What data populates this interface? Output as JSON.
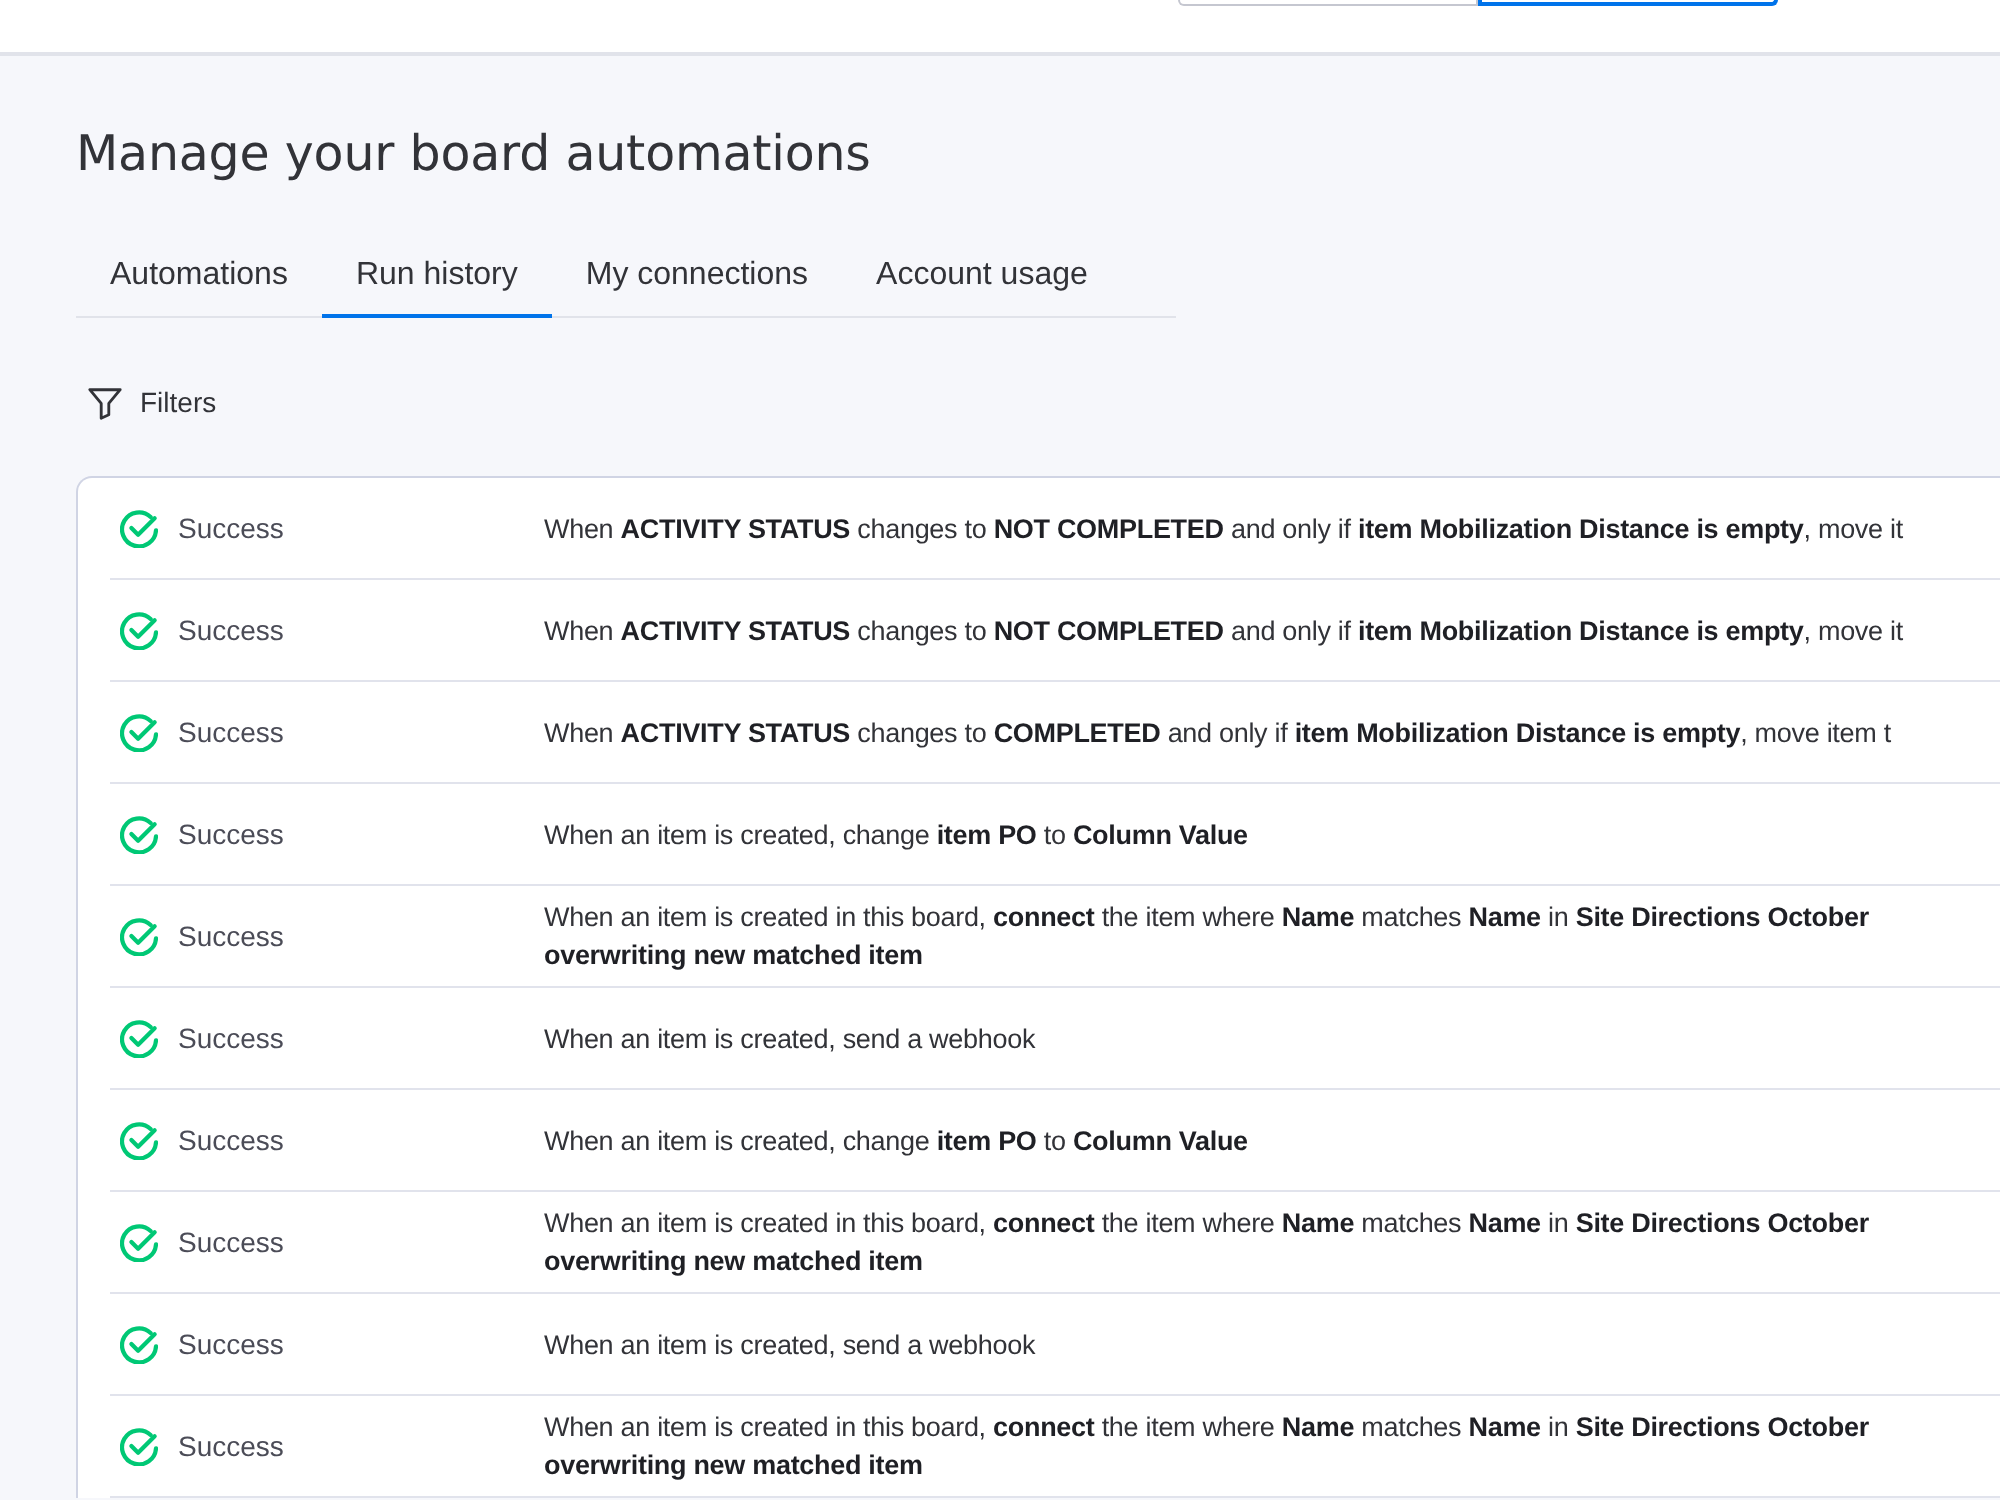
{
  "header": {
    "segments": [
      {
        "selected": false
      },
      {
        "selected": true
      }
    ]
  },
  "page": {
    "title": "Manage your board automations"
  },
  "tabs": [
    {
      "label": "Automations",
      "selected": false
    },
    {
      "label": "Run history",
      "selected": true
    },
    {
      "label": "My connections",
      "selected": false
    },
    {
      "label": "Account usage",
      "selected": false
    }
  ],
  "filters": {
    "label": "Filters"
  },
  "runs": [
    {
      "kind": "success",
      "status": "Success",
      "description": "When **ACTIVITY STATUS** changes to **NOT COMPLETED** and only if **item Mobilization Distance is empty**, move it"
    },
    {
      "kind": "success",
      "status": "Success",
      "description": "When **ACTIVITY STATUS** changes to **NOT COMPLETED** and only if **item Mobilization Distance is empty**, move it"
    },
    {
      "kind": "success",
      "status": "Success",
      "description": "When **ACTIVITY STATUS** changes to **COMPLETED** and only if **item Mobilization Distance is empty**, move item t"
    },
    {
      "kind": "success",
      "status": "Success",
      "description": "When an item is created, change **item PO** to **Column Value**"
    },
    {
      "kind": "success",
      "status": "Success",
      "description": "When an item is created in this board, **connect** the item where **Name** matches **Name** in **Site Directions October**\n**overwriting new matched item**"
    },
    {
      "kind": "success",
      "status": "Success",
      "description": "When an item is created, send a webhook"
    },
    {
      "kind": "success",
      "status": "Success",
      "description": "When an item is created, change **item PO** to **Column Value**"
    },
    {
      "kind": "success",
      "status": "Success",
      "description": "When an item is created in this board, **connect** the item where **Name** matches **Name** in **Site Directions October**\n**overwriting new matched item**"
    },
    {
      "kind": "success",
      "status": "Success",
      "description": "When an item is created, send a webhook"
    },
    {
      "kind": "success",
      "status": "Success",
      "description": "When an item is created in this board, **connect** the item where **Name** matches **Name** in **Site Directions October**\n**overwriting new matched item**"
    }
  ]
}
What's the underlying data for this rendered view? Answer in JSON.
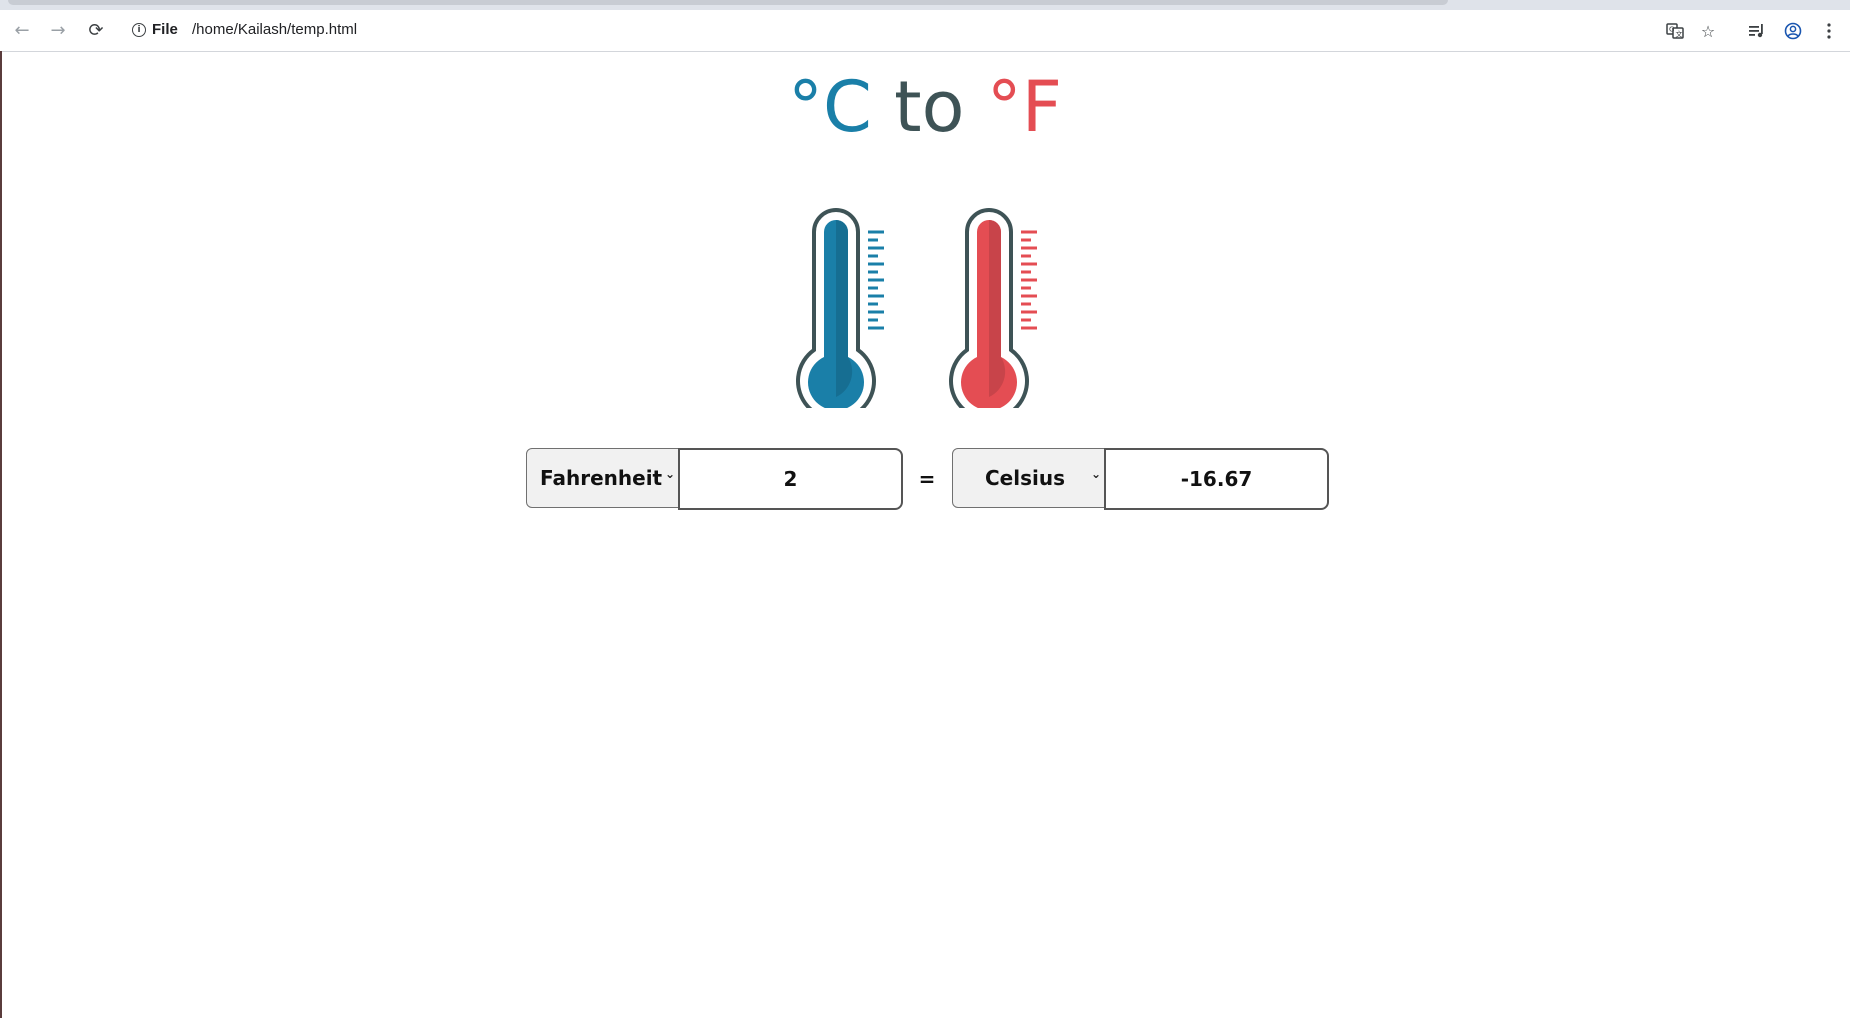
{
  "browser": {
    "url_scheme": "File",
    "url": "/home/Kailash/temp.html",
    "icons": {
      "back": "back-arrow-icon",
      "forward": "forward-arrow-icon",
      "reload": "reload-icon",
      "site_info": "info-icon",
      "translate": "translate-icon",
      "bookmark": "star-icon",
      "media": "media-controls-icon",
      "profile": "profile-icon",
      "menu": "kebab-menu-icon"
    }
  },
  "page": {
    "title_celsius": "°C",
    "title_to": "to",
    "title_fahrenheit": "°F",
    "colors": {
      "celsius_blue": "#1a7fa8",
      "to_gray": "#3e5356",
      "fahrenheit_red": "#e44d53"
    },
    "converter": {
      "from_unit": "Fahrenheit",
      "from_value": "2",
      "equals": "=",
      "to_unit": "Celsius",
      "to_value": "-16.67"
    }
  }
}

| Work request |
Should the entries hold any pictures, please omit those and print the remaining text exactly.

| Exercise solution |
What data populates this interface? Output as JSON.
{
  "header": {
    "segments": [
      {
        "selected": false
      },
      {
        "selected": true
      }
    ]
  },
  "page": {
    "title": "Manage your board automations"
  },
  "tabs": [
    {
      "label": "Automations",
      "selected": false
    },
    {
      "label": "Run history",
      "selected": true
    },
    {
      "label": "My connections",
      "selected": false
    },
    {
      "label": "Account usage",
      "selected": false
    }
  ],
  "filters": {
    "label": "Filters"
  },
  "runs": [
    {
      "kind": "success",
      "status": "Success",
      "description": "When **ACTIVITY STATUS** changes to **NOT COMPLETED** and only if **item Mobilization Distance is empty**, move it"
    },
    {
      "kind": "success",
      "status": "Success",
      "description": "When **ACTIVITY STATUS** changes to **NOT COMPLETED** and only if **item Mobilization Distance is empty**, move it"
    },
    {
      "kind": "success",
      "status": "Success",
      "description": "When **ACTIVITY STATUS** changes to **COMPLETED** and only if **item Mobilization Distance is empty**, move item t"
    },
    {
      "kind": "success",
      "status": "Success",
      "description": "When an item is created, change **item PO** to **Column Value**"
    },
    {
      "kind": "success",
      "status": "Success",
      "description": "When an item is created in this board, **connect** the item where **Name** matches **Name** in **Site Directions October**\n**overwriting new matched item**"
    },
    {
      "kind": "success",
      "status": "Success",
      "description": "When an item is created, send a webhook"
    },
    {
      "kind": "success",
      "status": "Success",
      "description": "When an item is created, change **item PO** to **Column Value**"
    },
    {
      "kind": "success",
      "status": "Success",
      "description": "When an item is created in this board, **connect** the item where **Name** matches **Name** in **Site Directions October**\n**overwriting new matched item**"
    },
    {
      "kind": "success",
      "status": "Success",
      "description": "When an item is created, send a webhook"
    },
    {
      "kind": "success",
      "status": "Success",
      "description": "When an item is created in this board, **connect** the item where **Name** matches **Name** in **Site Directions October**\n**overwriting new matched item**"
    }
  ]
}
What's the underlying data for this rendered view? Answer in JSON.
{
  "browser": {
    "url_scheme": "File",
    "url": "/home/Kailash/temp.html",
    "icons": {
      "back": "back-arrow-icon",
      "forward": "forward-arrow-icon",
      "reload": "reload-icon",
      "site_info": "info-icon",
      "translate": "translate-icon",
      "bookmark": "star-icon",
      "media": "media-controls-icon",
      "profile": "profile-icon",
      "menu": "kebab-menu-icon"
    }
  },
  "page": {
    "title_celsius": "°C",
    "title_to": "to",
    "title_fahrenheit": "°F",
    "colors": {
      "celsius_blue": "#1a7fa8",
      "to_gray": "#3e5356",
      "fahrenheit_red": "#e44d53"
    },
    "converter": {
      "from_unit": "Fahrenheit",
      "from_value": "2",
      "equals": "=",
      "to_unit": "Celsius",
      "to_value": "-16.67"
    }
  }
}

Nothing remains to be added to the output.